Moon-Yoon row intensifies amid no progress on meeting

SEOUL-- President Moon Jae-in called Thursday for an unconditional meeting with his successor-elect Yoon Suk-yeol, urging Yoon to make a decision on his own without listening to other people as pre-meeting discussions between their aides have stalled.

Yoon's spokesperson hit back, saying it was "extremely regrettable" that Moon implied Yoon had difficulty making his own decisions. She also said Moon had the wrong idea about what the meeting entails and what his responsibilities are as the outgoing president.

The exchange underscored the deep discord between the outgoing and incoming administrations.

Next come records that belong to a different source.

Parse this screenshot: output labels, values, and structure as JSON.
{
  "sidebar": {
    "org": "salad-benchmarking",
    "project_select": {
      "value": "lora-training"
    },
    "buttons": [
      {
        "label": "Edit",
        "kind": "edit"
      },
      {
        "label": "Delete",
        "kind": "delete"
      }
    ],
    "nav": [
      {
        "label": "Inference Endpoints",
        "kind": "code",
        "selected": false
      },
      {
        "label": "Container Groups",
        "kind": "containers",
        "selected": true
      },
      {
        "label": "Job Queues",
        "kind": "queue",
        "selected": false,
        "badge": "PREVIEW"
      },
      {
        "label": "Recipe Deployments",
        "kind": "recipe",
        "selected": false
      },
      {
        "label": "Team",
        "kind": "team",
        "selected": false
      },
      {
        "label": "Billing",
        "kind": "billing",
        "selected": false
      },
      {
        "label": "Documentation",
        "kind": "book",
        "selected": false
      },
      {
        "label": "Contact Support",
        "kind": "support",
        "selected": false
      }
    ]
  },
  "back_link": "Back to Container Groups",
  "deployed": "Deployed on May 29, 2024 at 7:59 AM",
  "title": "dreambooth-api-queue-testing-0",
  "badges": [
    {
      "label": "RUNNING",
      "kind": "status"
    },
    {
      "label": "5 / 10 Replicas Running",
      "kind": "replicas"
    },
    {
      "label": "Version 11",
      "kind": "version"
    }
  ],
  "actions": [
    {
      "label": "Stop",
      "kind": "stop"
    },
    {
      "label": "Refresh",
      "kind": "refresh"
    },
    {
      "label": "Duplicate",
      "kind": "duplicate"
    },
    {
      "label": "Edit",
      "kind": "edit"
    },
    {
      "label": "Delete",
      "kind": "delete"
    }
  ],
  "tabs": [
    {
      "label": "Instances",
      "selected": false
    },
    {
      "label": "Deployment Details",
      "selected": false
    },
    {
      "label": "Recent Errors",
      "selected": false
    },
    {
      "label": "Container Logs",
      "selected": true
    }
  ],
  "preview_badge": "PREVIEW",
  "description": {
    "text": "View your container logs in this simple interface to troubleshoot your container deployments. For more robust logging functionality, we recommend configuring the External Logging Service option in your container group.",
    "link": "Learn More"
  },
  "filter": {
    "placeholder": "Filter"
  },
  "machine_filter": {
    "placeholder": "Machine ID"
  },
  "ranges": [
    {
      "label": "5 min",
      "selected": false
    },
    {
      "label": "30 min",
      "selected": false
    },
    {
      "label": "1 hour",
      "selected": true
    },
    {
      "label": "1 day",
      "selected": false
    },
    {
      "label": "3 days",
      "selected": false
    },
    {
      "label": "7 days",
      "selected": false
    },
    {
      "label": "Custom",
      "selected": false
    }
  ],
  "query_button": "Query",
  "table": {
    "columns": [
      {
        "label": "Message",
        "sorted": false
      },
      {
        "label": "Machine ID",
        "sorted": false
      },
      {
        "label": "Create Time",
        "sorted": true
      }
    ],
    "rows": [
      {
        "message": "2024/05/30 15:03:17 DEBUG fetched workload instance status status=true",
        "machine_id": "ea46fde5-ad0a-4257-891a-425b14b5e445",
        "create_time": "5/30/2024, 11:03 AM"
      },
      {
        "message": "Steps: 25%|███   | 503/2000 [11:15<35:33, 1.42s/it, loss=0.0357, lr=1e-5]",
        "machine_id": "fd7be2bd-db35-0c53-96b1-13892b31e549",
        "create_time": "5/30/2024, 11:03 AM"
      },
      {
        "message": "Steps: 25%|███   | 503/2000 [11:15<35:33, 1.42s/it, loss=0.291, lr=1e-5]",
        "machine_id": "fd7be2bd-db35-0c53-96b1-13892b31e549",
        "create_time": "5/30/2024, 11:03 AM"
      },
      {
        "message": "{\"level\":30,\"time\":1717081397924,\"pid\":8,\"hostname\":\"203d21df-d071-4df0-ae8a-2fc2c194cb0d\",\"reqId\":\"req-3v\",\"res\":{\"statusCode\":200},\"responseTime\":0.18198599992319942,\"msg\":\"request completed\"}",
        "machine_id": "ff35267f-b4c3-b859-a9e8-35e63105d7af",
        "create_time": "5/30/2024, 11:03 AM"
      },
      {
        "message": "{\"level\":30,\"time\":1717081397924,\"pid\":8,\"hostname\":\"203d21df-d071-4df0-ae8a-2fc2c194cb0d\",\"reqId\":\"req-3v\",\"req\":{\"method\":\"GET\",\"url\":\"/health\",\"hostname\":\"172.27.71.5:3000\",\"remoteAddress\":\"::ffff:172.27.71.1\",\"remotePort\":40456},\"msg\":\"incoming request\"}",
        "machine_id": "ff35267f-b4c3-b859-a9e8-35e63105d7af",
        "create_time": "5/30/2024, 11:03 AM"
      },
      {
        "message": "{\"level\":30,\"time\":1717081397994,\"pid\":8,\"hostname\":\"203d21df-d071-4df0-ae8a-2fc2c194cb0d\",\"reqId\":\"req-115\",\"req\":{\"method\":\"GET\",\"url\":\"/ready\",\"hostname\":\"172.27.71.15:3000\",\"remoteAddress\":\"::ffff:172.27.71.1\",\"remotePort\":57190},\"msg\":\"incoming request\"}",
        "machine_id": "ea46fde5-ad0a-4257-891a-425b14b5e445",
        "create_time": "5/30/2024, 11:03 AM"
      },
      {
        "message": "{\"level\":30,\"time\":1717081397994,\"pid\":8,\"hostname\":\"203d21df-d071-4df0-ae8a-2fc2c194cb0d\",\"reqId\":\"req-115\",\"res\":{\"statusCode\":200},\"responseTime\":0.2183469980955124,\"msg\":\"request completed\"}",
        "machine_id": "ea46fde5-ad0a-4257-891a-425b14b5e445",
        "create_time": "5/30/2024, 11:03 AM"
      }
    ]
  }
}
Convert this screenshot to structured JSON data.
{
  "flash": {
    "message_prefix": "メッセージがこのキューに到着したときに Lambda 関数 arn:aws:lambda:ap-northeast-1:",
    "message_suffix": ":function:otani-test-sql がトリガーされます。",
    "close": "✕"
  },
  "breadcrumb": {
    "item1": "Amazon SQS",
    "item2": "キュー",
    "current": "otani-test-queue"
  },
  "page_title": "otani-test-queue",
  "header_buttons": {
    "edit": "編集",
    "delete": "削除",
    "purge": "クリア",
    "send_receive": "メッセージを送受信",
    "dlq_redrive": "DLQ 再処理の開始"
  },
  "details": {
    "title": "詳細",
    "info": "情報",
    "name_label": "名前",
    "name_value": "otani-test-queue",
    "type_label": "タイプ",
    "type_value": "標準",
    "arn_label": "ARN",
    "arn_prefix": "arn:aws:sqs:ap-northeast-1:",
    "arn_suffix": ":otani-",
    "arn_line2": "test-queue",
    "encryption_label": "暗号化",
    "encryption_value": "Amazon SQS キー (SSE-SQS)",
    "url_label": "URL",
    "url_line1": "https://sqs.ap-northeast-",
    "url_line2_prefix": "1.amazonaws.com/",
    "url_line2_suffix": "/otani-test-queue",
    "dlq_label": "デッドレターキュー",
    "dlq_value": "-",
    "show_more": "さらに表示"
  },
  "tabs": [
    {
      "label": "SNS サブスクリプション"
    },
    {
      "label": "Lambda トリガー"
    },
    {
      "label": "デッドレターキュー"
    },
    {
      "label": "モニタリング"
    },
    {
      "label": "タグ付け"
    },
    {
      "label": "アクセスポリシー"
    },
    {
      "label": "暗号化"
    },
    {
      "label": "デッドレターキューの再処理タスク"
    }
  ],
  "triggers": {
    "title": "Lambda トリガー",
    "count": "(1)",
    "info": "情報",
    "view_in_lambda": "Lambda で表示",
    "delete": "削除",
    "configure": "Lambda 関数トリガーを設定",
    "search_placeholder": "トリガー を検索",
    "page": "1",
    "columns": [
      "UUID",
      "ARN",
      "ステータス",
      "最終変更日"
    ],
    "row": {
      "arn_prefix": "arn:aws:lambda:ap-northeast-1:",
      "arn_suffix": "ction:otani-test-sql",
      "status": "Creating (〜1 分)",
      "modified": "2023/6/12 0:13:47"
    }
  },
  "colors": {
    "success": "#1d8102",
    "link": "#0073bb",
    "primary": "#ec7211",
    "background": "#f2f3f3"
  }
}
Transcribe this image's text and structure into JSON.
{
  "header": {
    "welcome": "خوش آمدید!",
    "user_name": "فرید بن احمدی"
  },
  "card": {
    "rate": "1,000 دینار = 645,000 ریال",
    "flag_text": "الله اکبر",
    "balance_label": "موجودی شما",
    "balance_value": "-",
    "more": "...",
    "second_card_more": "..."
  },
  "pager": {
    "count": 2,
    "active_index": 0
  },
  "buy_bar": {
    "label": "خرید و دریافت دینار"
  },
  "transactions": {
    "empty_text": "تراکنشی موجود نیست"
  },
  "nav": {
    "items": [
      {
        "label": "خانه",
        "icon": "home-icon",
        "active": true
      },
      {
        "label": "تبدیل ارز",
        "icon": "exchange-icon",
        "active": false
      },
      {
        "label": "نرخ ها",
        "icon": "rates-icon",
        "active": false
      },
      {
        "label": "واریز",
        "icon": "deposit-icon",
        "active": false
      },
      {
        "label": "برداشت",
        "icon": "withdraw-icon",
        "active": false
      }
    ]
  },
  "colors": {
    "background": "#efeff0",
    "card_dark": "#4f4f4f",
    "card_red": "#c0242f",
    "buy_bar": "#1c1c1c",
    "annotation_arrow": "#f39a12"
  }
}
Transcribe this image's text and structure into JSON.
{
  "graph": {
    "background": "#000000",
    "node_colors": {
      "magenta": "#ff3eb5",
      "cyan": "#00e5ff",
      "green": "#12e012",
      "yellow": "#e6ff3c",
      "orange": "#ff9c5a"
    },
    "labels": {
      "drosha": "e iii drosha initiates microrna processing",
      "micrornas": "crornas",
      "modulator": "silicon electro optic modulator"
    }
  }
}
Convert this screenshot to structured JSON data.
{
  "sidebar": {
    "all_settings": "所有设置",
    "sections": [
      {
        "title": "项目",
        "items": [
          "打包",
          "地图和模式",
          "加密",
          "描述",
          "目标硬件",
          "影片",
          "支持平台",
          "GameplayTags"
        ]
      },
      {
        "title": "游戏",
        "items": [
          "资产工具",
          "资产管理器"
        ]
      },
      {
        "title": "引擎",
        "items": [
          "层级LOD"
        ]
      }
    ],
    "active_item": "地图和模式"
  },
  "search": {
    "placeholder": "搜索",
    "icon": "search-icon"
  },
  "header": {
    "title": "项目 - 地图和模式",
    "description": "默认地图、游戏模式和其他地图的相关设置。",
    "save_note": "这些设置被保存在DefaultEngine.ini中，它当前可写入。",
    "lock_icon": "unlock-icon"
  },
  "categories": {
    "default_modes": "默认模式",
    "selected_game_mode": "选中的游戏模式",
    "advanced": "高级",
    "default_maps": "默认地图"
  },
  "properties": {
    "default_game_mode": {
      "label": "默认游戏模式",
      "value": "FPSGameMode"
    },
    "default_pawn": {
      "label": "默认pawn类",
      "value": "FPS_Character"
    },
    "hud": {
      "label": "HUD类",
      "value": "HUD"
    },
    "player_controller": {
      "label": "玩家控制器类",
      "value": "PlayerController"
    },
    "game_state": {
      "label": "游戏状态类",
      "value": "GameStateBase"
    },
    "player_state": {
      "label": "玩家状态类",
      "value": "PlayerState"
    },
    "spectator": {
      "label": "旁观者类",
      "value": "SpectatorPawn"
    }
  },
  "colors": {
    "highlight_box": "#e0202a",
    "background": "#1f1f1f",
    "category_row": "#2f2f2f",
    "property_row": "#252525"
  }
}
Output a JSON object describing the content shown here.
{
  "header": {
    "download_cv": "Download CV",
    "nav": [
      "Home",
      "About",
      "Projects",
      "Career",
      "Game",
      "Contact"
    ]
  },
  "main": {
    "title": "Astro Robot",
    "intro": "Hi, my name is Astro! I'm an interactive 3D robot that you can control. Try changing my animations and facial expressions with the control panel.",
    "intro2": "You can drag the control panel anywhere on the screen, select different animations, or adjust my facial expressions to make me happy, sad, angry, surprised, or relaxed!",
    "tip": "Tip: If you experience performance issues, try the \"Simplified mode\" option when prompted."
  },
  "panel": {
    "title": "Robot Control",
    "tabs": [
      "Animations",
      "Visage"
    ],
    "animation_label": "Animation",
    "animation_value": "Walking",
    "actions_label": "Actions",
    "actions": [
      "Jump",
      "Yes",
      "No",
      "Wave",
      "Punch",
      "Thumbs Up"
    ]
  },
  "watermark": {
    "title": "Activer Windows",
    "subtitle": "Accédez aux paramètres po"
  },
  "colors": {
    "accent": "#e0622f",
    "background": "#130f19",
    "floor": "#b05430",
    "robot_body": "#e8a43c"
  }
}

"I am an outgoing president and President-elect Yoon is an incoming president. What negotiations are needed in order for the two of us to exchange greetings and words of advice. It's not like we're negotiating," Moon was quoted as saying by Park Soo-hyun, Moon's senior secretary for public communication.

"I've never heard that conditions are necessary for a president-elect to pay a visit to the president," Moon said. "I hope the president-elect will make a decision on his own without listening to other people."

Yoon's spokesperson Kim Eun-hye issued a statement in response.

"It is extremely regrettable that (Moon) spoke as if there is a problem with President-elect Yoon Suk-yeol's judgment and as if his advisers are blurring his judgment," she said.

"Moreover, given that the government transition is not going smoothly, and at a time when it is vital to respond to COVID-19 and the economic crisis, I cannot easily agree with the characterization of the two people's meeting as simply an occasion to exchange greetings," she added.

Kim went further to touch on the issue of personnel appointments, a key issue at the center of the Moon-Yoon row, noting that the people who will be appointed to fill the public offices pending nominations will work with the next president, not with the current one.

"It is common sense that the president-elect's wishes should be respected," she said. "Once the presidential election is over, the practice and natural course until now have been to freeze appointments as much as possible and to cooperate to allow the new government to work with new people to begin new state affairs."

Yoon will not make new appointments once his successor is elected, she said.

A planned meeting between Moon and Yoon last week was called off at the last minute after the sides reportedly clashed over who would make the nominations and whether to pardon imprisoned former President Lee Myung-bak.

Moon's opposition to Yoon's plan to relocate the presidential office to the defense ministry compound has further complicated prospects for the meeting, which would be their first since Yoon's election on March 9.

Amid the tensions, Moon's office on Wednesday announced the nomination of Rhee Chang-yong, director of the Asia and Pacific department at the International Monetary Fund, as the next chief of the Bank of Korea, saying the selection was discussed with Yoon's side.

But Yoon's office refuted the claim, saying there were no prior consultations or recommendations.

A senior official at Cheong Wa Dae told reporters such a tit-for-tat over personnel appointments is not desirable. The official also made it clear Moon will exercise his right to make personnel appointments until his term ends on May 9.

Yoon was asked by reporters Thursday how he thinks the impasse should be resolved.

"In principle, I don't think it's very advisable to appoint someone at the end who will have to work with next administration," he said outside his office, shortly before Moon made his remarks, adding that he will not comment specifically on the BOK chief nominee.

Source: Yonhap News Agency